Until a certain day.
At first it seemed like any other. The sun rose, as always; Howard awoke, attended to his natural functions, ate a piece of fruit, and began standing. A few odd minutes passed. Then, as a scalpel of inquisitiveness nicked at the corners of his eyes, it became clear that some sly difference had insinuated itself into the scheme of things during the night.
Howard found himself host to a new presence. It lurked inside him like a sinister whisper. He moved his inner eye round this haunting new thing, mentally sniffing it, feeling it as a bruise in the act of perception itself.

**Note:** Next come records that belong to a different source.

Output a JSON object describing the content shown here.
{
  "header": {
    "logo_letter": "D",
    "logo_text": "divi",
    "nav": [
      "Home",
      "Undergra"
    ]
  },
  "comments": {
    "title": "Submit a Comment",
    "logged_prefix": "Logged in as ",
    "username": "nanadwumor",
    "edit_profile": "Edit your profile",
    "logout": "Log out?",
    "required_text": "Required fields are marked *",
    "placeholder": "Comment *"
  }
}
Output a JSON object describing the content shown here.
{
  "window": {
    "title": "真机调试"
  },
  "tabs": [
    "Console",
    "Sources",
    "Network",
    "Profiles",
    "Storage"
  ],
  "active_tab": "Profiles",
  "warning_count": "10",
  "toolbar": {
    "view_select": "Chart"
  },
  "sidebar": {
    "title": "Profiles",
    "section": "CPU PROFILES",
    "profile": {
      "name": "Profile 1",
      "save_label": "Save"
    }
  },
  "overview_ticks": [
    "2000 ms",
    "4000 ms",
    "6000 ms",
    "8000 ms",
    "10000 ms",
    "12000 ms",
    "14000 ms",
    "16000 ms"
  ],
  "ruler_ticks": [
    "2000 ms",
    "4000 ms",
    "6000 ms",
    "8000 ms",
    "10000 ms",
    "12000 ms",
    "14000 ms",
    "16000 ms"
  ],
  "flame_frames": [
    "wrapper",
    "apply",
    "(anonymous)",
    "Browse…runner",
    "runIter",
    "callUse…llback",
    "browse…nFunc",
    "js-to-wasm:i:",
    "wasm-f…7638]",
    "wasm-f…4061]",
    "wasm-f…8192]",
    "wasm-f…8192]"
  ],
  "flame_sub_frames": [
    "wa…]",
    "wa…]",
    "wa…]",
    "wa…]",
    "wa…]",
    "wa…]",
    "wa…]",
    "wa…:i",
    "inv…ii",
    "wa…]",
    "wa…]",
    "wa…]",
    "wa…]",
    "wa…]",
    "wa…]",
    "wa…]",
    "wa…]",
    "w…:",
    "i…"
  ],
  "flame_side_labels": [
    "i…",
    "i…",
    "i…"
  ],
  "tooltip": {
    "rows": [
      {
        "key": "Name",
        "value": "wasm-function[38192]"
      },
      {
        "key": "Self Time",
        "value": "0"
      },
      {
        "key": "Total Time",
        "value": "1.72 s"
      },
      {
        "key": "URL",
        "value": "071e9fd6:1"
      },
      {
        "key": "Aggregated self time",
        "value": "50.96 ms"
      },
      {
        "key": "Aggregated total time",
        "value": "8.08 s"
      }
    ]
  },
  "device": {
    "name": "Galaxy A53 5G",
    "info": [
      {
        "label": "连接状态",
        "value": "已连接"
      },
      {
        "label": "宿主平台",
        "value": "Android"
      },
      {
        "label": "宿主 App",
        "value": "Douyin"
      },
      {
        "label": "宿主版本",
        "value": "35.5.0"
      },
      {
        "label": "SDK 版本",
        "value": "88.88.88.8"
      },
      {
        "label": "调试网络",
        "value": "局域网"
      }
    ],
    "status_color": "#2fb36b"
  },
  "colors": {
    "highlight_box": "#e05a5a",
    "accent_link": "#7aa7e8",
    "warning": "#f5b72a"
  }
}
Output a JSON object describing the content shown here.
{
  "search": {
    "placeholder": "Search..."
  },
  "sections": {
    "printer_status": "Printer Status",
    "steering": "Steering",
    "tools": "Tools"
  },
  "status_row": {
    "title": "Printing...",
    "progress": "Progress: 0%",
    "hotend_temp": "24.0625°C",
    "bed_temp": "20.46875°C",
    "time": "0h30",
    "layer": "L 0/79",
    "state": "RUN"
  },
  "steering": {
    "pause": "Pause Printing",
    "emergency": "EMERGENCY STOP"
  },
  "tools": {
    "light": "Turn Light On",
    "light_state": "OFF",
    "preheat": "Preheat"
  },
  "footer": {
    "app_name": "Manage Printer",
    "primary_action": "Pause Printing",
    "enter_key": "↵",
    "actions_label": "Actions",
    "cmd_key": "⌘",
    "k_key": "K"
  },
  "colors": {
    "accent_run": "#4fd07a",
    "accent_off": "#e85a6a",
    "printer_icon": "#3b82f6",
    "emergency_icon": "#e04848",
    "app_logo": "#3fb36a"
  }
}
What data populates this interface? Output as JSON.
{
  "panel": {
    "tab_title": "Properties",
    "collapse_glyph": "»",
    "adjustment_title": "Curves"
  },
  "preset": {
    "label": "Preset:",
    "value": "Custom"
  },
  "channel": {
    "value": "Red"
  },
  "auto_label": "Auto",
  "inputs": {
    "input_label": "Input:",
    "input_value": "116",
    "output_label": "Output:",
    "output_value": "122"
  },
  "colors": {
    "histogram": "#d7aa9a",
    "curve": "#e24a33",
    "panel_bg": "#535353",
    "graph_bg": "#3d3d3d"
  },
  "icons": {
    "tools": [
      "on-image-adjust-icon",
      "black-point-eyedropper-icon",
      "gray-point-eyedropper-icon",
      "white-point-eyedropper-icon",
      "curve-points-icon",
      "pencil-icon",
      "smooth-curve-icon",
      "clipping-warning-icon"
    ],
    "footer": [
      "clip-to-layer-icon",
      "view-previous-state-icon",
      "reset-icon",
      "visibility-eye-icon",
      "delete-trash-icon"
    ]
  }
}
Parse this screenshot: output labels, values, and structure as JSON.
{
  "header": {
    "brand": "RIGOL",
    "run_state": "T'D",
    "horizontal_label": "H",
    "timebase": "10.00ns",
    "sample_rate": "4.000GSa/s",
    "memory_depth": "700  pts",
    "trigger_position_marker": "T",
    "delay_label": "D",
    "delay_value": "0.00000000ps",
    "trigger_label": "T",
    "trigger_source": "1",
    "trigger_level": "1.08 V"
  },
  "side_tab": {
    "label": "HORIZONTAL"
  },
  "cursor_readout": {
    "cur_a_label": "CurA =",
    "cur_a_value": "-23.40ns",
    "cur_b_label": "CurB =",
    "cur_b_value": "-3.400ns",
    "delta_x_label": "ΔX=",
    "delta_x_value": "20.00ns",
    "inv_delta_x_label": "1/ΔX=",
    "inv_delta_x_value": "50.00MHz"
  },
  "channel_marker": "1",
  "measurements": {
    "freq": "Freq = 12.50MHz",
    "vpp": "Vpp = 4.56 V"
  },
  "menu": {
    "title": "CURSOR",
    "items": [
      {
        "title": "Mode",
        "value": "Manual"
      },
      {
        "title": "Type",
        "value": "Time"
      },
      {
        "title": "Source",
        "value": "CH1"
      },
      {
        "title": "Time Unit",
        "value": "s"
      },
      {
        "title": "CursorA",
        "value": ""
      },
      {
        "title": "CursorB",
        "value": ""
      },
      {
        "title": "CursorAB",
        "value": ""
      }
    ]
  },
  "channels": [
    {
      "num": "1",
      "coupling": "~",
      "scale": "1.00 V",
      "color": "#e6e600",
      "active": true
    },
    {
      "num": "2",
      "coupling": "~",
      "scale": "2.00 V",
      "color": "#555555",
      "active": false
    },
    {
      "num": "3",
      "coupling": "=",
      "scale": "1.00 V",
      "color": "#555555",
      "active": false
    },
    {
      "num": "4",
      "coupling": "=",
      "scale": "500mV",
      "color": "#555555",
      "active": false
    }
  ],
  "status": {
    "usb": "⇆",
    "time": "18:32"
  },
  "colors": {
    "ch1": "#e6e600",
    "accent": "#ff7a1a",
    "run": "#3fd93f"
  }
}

Sometime about mid-morning, staring straight ahead at nothing in particular, he said, “I’m bored.”
To the Hindus God wakes up after his long sleep, has a flash of awareness followed by a flash, almost instantaneous, and inevitable, of self-awareness. But that these two flashes cannot really be distinguished and that one can only be aware one is wondering whether being aware one exists is the same as not existing leads to the conclusion that existing and not existing are, in fact, the same. Twin sensations—that which enables the one precisely the fuel of the other. The number of things one can know without existing is equivalent to that one can with, plus or minus one. The non-asking of the identity of taking form and becoming aware is only a more subtle version of the asking. And is there any mathematical basis for supposing anything, such as the number of things that haven’t occurred to God, almost infinite?
I do know that in the case of Howard, becoming aware of his existence and knowing he was bored were equivalent mental sensations. And once he knew he existed, put it into words so to speak, there was no going back. He knew he could never not know he existed once he knew he existed. He also knew that not only was he aware of his existence, he was aware that he was aware of it, just as when he had not been aware of it, he had not been aware that he had not been aware of it.
So here stood Howard—thinking therefore he was—bored.
The more bored he felt—that is, the more he experienced his existence—naturally the greater grew his wonder that he did not not exist. But as he realized that he could no more prove his existence before he had been aware of it than he could will himself out of it now, he understood the impossibility of being once again the Howard he could not know whether or not he had been, even if he wanted to be. But did he? Not an easy question. But I don’t think Howard ever arrived at a preference so much as he hit upon the revolutionary concept of doing something.
Another day arrived. Howard’s neighbor, standing alone in the center of his dwelling gazing through the intricate pattern of the trees towards Howard’s house, saw something so unprecedented he knew he was seeing it. He saw Howard walk outside. As he watched, the extraordinary emotion of incredulity spread itself through his thoughts like an exotic fragrance. He watched and watched. He watched Howard lie down in the soft cool grass a few yards beyond his spot with a view of God knows what where he remained a long procession of bizarre days, foregoing his sustenance which rotted on the ground all around his newly haunted house, until even his eyes quit blinking and he strangely melted into the earth leaving only his bleached memorial frame. He watched, not once averting his gaze—until one day he turned to look at his neighbor in a way he never had.